(Records from a collection)
========
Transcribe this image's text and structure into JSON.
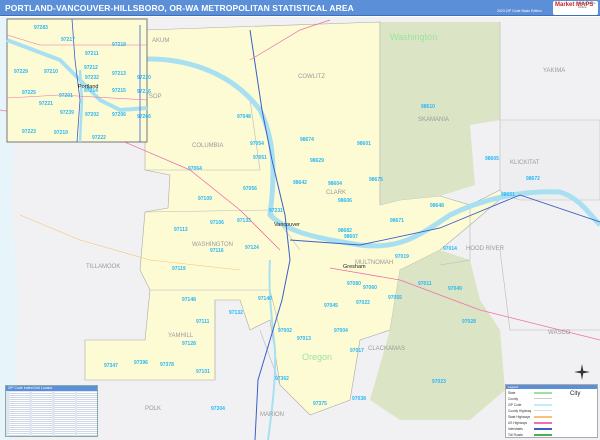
{
  "header": {
    "title": "PORTLAND-VANCOUVER-HILLSBORO, OR-WA METROPOLITAN STATISTICAL AREA",
    "edition": "2023 ZIP Code Basic Edition",
    "logo": "Market MAPS",
    "logo_sub": "Market Maps Online"
  },
  "colors": {
    "title_bar": "#5b8fd8",
    "msa_fill": "#fdfbd4",
    "forest": "#dbe5c5",
    "outside": "#f1f1f3",
    "water": "#a8e0f2",
    "zip_label": "#29b6f6",
    "interstate": "#3b5fc9",
    "us_highway": "#ef6fa8",
    "state_highway": "#f5c27a"
  },
  "states": [
    "Washington",
    "Oregon"
  ],
  "counties": [
    "AKUM",
    "COWLITZ",
    "COLUMBIA",
    "CLARK",
    "SKAMANIA",
    "YAKIMA",
    "KLICKITAT",
    "HOOD RIVER",
    "WASCO",
    "MULTNOMAH",
    "CLACKAMAS",
    "WASHINGTON",
    "TILLAMOOK",
    "YAMHILL",
    "POLK",
    "MARION",
    "CLATSOP"
  ],
  "cities": [
    "Vancouver",
    "Gresham",
    "Portland"
  ],
  "zips": [
    "97048",
    "97054",
    "98674",
    "97051",
    "98629",
    "98601",
    "98610",
    "97064",
    "98604",
    "98642",
    "98675",
    "98605",
    "98672",
    "97056",
    "98606",
    "97109",
    "98651",
    "98648",
    "97231",
    "97133",
    "97106",
    "98682",
    "98671",
    "97113",
    "98607",
    "97124",
    "97116",
    "97014",
    "97019",
    "97119",
    "97080",
    "97060",
    "97011",
    "97049",
    "97148",
    "97140",
    "97045",
    "97022",
    "97055",
    "97132",
    "97111",
    "97028",
    "97002",
    "97004",
    "97013",
    "97128",
    "97017",
    "97347",
    "97396",
    "97378",
    "97101",
    "97362",
    "97023",
    "97038",
    "97375",
    "97304"
  ],
  "inset": {
    "zips": [
      "97283",
      "97217",
      "97218",
      "97211",
      "97229",
      "97210",
      "97212",
      "97232",
      "97213",
      "97220",
      "97214",
      "97215",
      "97216",
      "97225",
      "97201",
      "97221",
      "97239",
      "97202",
      "97206",
      "97266",
      "97223",
      "97219",
      "97222"
    ],
    "city": "Portland"
  },
  "legend": {
    "title": "Legend",
    "items": [
      "State",
      "County",
      "ZIP Code",
      "County Highway",
      "State Highways",
      "US Highways",
      "Interstates",
      "Toll Roads"
    ],
    "city_label": "City",
    "compass": "compass-rose"
  },
  "zip_index": {
    "title": "ZIP Code Index/Grid Locator"
  }
}
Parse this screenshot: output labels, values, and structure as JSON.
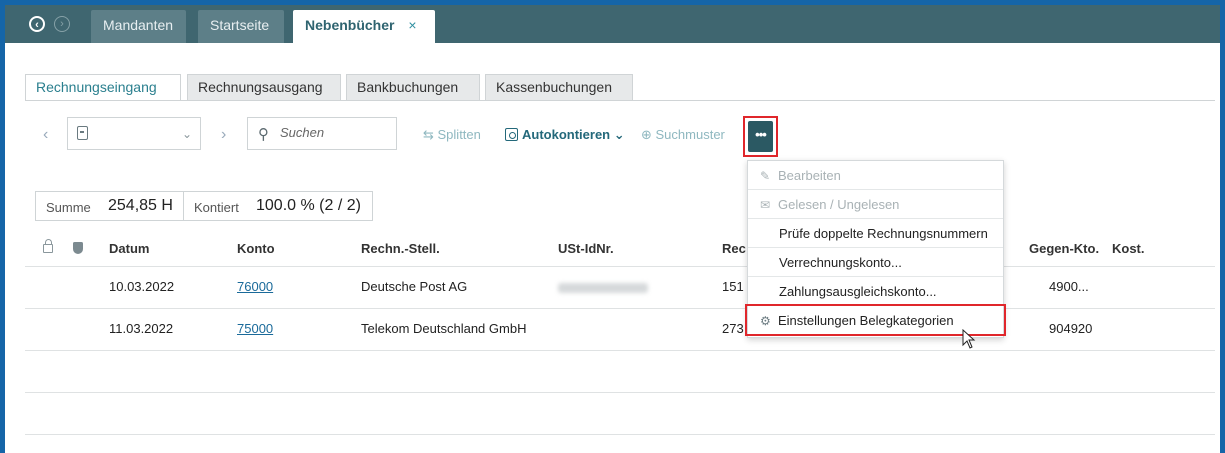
{
  "header": {
    "nav_back_icon": "circle-arrow-left-icon",
    "nav_forward_icon": "circle-arrow-right-icon",
    "tabs": [
      {
        "label": "Mandanten"
      },
      {
        "label": "Startseite"
      },
      {
        "label": "Nebenbücher",
        "close": "×",
        "active": true
      }
    ]
  },
  "subtabs": [
    {
      "label": "Rechnungseingang",
      "active": true
    },
    {
      "label": "Rechnungsausgang"
    },
    {
      "label": "Bankbuchungen"
    },
    {
      "label": "Kassenbuchungen"
    }
  ],
  "toolbar": {
    "prev": "‹",
    "next": "›",
    "search_placeholder": "Suchen",
    "split_label": "Splitten",
    "autokontieren_label": "Autokontieren",
    "suchmuster_label": "Suchmuster",
    "more_label": "•••"
  },
  "summary": {
    "summe_label": "Summe",
    "summe_value": "254,85 H",
    "kontiert_label": "Kontiert",
    "kontiert_value": "100.0 % (2 / 2)"
  },
  "table": {
    "columns": [
      "Datum",
      "Konto",
      "Rechn.-Stell.",
      "USt-IdNr.",
      "Rec",
      "Gegen-Kto.",
      "Kost."
    ],
    "rows": [
      {
        "datum": "10.03.2022",
        "konto": "76000",
        "rechnsteller": "Deutsche Post AG",
        "rechnr": "151",
        "gegenkto": "4900..."
      },
      {
        "datum": "11.03.2022",
        "konto": "75000",
        "rechnsteller": "Telekom Deutschland GmbH",
        "rechnr": "273",
        "gegenkto": "904920"
      }
    ]
  },
  "menu": {
    "items": [
      {
        "label": "Bearbeiten",
        "icon": "pencil-icon",
        "disabled": true
      },
      {
        "label": "Gelesen / Ungelesen",
        "icon": "envelope-icon",
        "disabled": true
      },
      {
        "label": "Prüfe doppelte Rechnungsnummern"
      },
      {
        "label": "Verrechnungskonto..."
      },
      {
        "label": "Zahlungsausgleichskonto..."
      },
      {
        "label": "Einstellungen Belegkategorien",
        "icon": "gear-icon",
        "highlighted": true
      }
    ]
  },
  "colors": {
    "frame": "#1565a8",
    "header": "#3f6670",
    "accent": "#2b5963",
    "highlight_border": "#e0262b"
  }
}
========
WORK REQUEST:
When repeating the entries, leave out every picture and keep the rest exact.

ANSWER FOR THE TASK:
Transcribe this image's text and structure into JSON.
{
  "header": {
    "title": "PORTLAND-VANCOUVER-HILLSBORO, OR-WA METROPOLITAN STATISTICAL AREA",
    "edition": "2023 ZIP Code Basic Edition",
    "logo": "Market MAPS",
    "logo_sub": "Market Maps Online"
  },
  "colors": {
    "title_bar": "#5b8fd8",
    "msa_fill": "#fdfbd4",
    "forest": "#dbe5c5",
    "outside": "#f1f1f3",
    "water": "#a8e0f2",
    "zip_label": "#29b6f6",
    "interstate": "#3b5fc9",
    "us_highway": "#ef6fa8",
    "state_highway": "#f5c27a"
  },
  "states": [
    "Washington",
    "Oregon"
  ],
  "counties": [
    "AKUM",
    "COWLITZ",
    "COLUMBIA",
    "CLARK",
    "SKAMANIA",
    "YAKIMA",
    "KLICKITAT",
    "HOOD RIVER",
    "WASCO",
    "MULTNOMAH",
    "CLACKAMAS",
    "WASHINGTON",
    "TILLAMOOK",
    "YAMHILL",
    "POLK",
    "MARION",
    "CLATSOP"
  ],
  "cities": [
    "Vancouver",
    "Gresham",
    "Portland"
  ],
  "zips": [
    "97048",
    "97054",
    "98674",
    "97051",
    "98629",
    "98601",
    "98610",
    "97064",
    "98604",
    "98642",
    "98675",
    "98605",
    "98672",
    "97056",
    "98606",
    "97109",
    "98651",
    "98648",
    "97231",
    "97133",
    "97106",
    "98682",
    "98671",
    "97113",
    "98607",
    "97124",
    "97116",
    "97014",
    "97019",
    "97119",
    "97080",
    "97060",
    "97011",
    "97049",
    "97148",
    "97140",
    "97045",
    "97022",
    "97055",
    "97132",
    "97111",
    "97028",
    "97002",
    "97004",
    "97013",
    "97128",
    "97017",
    "97347",
    "97396",
    "97378",
    "97101",
    "97362",
    "97023",
    "97038",
    "97375",
    "97304"
  ],
  "inset": {
    "zips": [
      "97283",
      "97217",
      "97218",
      "97211",
      "97229",
      "97210",
      "97212",
      "97232",
      "97213",
      "97220",
      "97214",
      "97215",
      "97216",
      "97225",
      "97201",
      "97221",
      "97239",
      "97202",
      "97206",
      "97266",
      "97223",
      "97219",
      "97222"
    ],
    "city": "Portland"
  },
  "legend": {
    "title": "Legend",
    "items": [
      "State",
      "County",
      "ZIP Code",
      "County Highway",
      "State Highways",
      "US Highways",
      "Interstates",
      "Toll Roads"
    ],
    "city_label": "City",
    "compass": "compass-rose"
  },
  "zip_index": {
    "title": "ZIP Code Index/Grid Locator"
  }
}
Parse this screenshot: output labels, values, and structure as JSON.
{
  "header": {
    "nav_back_icon": "circle-arrow-left-icon",
    "nav_forward_icon": "circle-arrow-right-icon",
    "tabs": [
      {
        "label": "Mandanten"
      },
      {
        "label": "Startseite"
      },
      {
        "label": "Nebenbücher",
        "close": "×",
        "active": true
      }
    ]
  },
  "subtabs": [
    {
      "label": "Rechnungseingang",
      "active": true
    },
    {
      "label": "Rechnungsausgang"
    },
    {
      "label": "Bankbuchungen"
    },
    {
      "label": "Kassenbuchungen"
    }
  ],
  "toolbar": {
    "prev": "‹",
    "next": "›",
    "search_placeholder": "Suchen",
    "split_label": "Splitten",
    "autokontieren_label": "Autokontieren",
    "suchmuster_label": "Suchmuster",
    "more_label": "•••"
  },
  "summary": {
    "summe_label": "Summe",
    "summe_value": "254,85 H",
    "kontiert_label": "Kontiert",
    "kontiert_value": "100.0 % (2 / 2)"
  },
  "table": {
    "columns": [
      "Datum",
      "Konto",
      "Rechn.-Stell.",
      "USt-IdNr.",
      "Rec",
      "Gegen-Kto.",
      "Kost."
    ],
    "rows": [
      {
        "datum": "10.03.2022",
        "konto": "76000",
        "rechnsteller": "Deutsche Post AG",
        "rechnr": "151",
        "gegenkto": "4900..."
      },
      {
        "datum": "11.03.2022",
        "konto": "75000",
        "rechnsteller": "Telekom Deutschland GmbH",
        "rechnr": "273",
        "gegenkto": "904920"
      }
    ]
  },
  "menu": {
    "items": [
      {
        "label": "Bearbeiten",
        "icon": "pencil-icon",
        "disabled": true
      },
      {
        "label": "Gelesen / Ungelesen",
        "icon": "envelope-icon",
        "disabled": true
      },
      {
        "label": "Prüfe doppelte Rechnungsnummern"
      },
      {
        "label": "Verrechnungskonto..."
      },
      {
        "label": "Zahlungsausgleichskonto..."
      },
      {
        "label": "Einstellungen Belegkategorien",
        "icon": "gear-icon",
        "highlighted": true
      }
    ]
  },
  "colors": {
    "frame": "#1565a8",
    "header": "#3f6670",
    "accent": "#2b5963",
    "highlight_border": "#e0262b"
  }
}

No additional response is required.